I believe in libraries. I grew up loving Summer Reading Programs. I enjoyed reading, but the summer reading programs were extra motivation to read a lot over the summer. This is a great way for kids to not fall behind in school. When the next Fall comes up, and the school year starts, their minds won't be mush. For a variety of reasons I agree with the statement that "Summer Reading Programs Save Lives". Perhaps that's drastic for you?
There is no denying that in many cities libraries are the only source of free internet that the community has. In times when less people are able to afford computers and internet access, this service helps people find jobs and construct resumes.
While private grants could help to support the libraries, I believe they need to stay public to continue the guarantee of equal access to everyone.

The following is taken from the Library Council website.

Why are Ohio public libraries in trouble?

At a news conference on Friday, June 19, the Governor proposed a cut to state funding for public libraries of $227.3 million in fiscal years 2010 and 2011 as part of his plan to fill the $3.2 billion gap in the budget that must be balanced by the Ohio General Assembly's Conference Committee by June 30.

The proposal amounts to a 30% cut in funding for Ohio's public libraries. This cut is in addition to the 20% reduction in funding that libraries are already facing, because their funding comes from 2.22% of the state's declining General Revenue Fund.

Libraries could close or face significant reductions in operations as a result of the Governor's proposal. With some 70% of the state's 251 public libraries relying solely on state funding to fund their operations, the reduction in funding will mean that many will close branches or drastically reduce hours and services.

The Governor's proposed funding cuts come at a time when Ohio's public libraries are experiencing unprecedented increases in demands for services. In every community throughout the state, Ohioans are turning to their public library for free high speed Internet access and help with employment searches, children and teens are beginning summer reading programs, and people of all ages are turning to the library as a lifeline during these difficult economic times. Ohio's public libraries offer CRITICAL services to those looking for jobs and operating small businesses. Public libraries are an integral part of education, which Governor Strickland says is critical to the state's economic recovery. But it is unlikely that many of Ohio's public library systems, especially those without local levies, can remain open with these proposed cuts.

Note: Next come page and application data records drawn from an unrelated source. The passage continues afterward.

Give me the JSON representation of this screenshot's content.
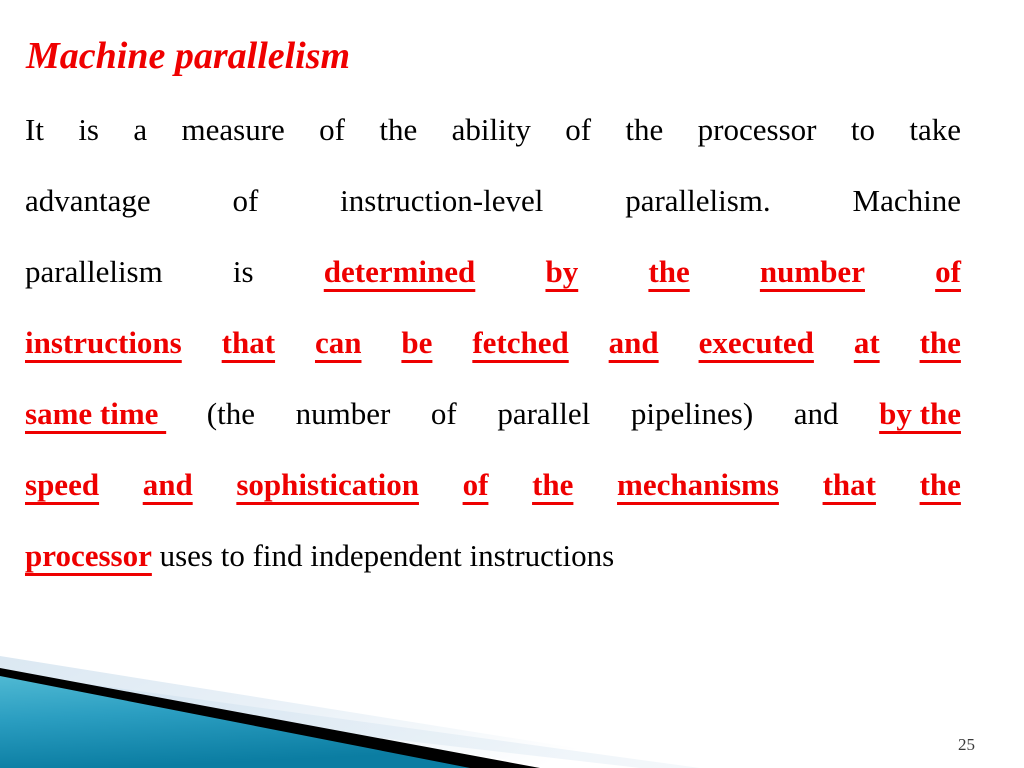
{
  "slide": {
    "number": "25",
    "title": "Machine parallelism",
    "title_color": "#ee0000",
    "background_color": "#ffffff",
    "body_text": "It is a measure of the ability of the processor to take advantage of instruction-level parallelism. Machine parallelism is determined by the number of instructions that can be fetched and executed at the same time (the number of parallel pipelines) and by the speed and sophistication of the mechanisms that the processor uses to find independent instructions",
    "highlight_color": "#ee0000",
    "body_color": "#000000",
    "lines": [
      {
        "id": "line-1",
        "align": "justify",
        "words": [
          {
            "t": "It",
            "s": "black"
          },
          {
            "t": "is",
            "s": "black"
          },
          {
            "t": "a",
            "s": "black"
          },
          {
            "t": "measure",
            "s": "black"
          },
          {
            "t": "of",
            "s": "black"
          },
          {
            "t": "the",
            "s": "black"
          },
          {
            "t": "ability",
            "s": "black"
          },
          {
            "t": "of",
            "s": "black"
          },
          {
            "t": "the",
            "s": "black"
          },
          {
            "t": "processor",
            "s": "black"
          },
          {
            "t": "to",
            "s": "black"
          },
          {
            "t": "take",
            "s": "black"
          }
        ]
      },
      {
        "id": "line-2",
        "align": "justify",
        "words": [
          {
            "t": "advantage",
            "s": "black"
          },
          {
            "t": "of",
            "s": "black"
          },
          {
            "t": "instruction-level",
            "s": "black"
          },
          {
            "t": "parallelism.",
            "s": "black"
          },
          {
            "t": "Machine",
            "s": "black"
          }
        ]
      },
      {
        "id": "line-3",
        "align": "justify",
        "words": [
          {
            "t": "parallelism",
            "s": "black"
          },
          {
            "t": "is",
            "s": "black"
          },
          {
            "t": "determined",
            "s": "red"
          },
          {
            "t": "by",
            "s": "red"
          },
          {
            "t": "the",
            "s": "red"
          },
          {
            "t": "number",
            "s": "red"
          },
          {
            "t": "of",
            "s": "red"
          }
        ]
      },
      {
        "id": "line-4",
        "align": "justify",
        "words": [
          {
            "t": "instructions",
            "s": "red"
          },
          {
            "t": "that",
            "s": "red"
          },
          {
            "t": "can",
            "s": "red"
          },
          {
            "t": "be",
            "s": "red"
          },
          {
            "t": "fetched",
            "s": "red"
          },
          {
            "t": "and",
            "s": "red"
          },
          {
            "t": "executed",
            "s": "red"
          },
          {
            "t": "at",
            "s": "red"
          },
          {
            "t": "the",
            "s": "red"
          }
        ]
      },
      {
        "id": "line-5",
        "align": "justify",
        "words": [
          {
            "t": "same time ",
            "s": "red"
          },
          {
            "t": "(the",
            "s": "black"
          },
          {
            "t": "number",
            "s": "black"
          },
          {
            "t": "of",
            "s": "black"
          },
          {
            "t": "parallel",
            "s": "black"
          },
          {
            "t": "pipelines)",
            "s": "black"
          },
          {
            "t": "and",
            "s": "black"
          },
          {
            "t": "by the",
            "s": "red"
          }
        ]
      },
      {
        "id": "line-6",
        "align": "justify",
        "words": [
          {
            "t": "speed",
            "s": "red"
          },
          {
            "t": "and",
            "s": "red"
          },
          {
            "t": "sophistication",
            "s": "red"
          },
          {
            "t": "of",
            "s": "red"
          },
          {
            "t": "the",
            "s": "red"
          },
          {
            "t": "mechanisms",
            "s": "red"
          },
          {
            "t": "that",
            "s": "red"
          },
          {
            "t": "the",
            "s": "red"
          }
        ]
      },
      {
        "id": "line-7",
        "align": "flow",
        "words": [
          {
            "t": "processor",
            "s": "red"
          },
          {
            "t": " uses to find independent instructions",
            "s": "black"
          }
        ]
      }
    ],
    "decoration": {
      "name": "bottom-left-diagonal-banner",
      "teal_light": "#3fb0cf",
      "teal_dark": "#0d7ea3",
      "stripe_color": "#000000",
      "band_light": "#ffffff",
      "band_blue": "#c9dced"
    }
  }
}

About 30% of Ohio's public libraries have local property tax levies that supplement the state's funding. However, with the Governor's proposed drastic cuts in the state funding for libraries, even those libraries will face decisions regarding substantial reductions in hours of operation, materials, and staffing.

So what can you do?
Please join the facebook group.

And then call or email the governor and your Representatives:

Governor Ted Strickland: 614-466-3555 or 614-644-4357
Online Contact

Senator Bill Harris, President of the Senate: 614-466-8086

Senator John Carey, Chairman of the Senate Finance Committee: 614-466-8156

Representative Armond Budish, Speaker of the House: 614-466-5441

Representative Vernon Sykes,Chairman of the House Finance Committee: 614-466-3100

Save Our Libraries. Save our place for free, unrestricted self-motivated LEARNING.

1 comment:

Alexander Resurgent said...

"Libraries are one of the only face-to-face services left where kids can come with no appointment and get professional services from someone with a master's degree who assigns no grades, makes no judgments. It's the greatest democratic institution ever created."
- Patrick O'Brien

Thought you may enjoy that.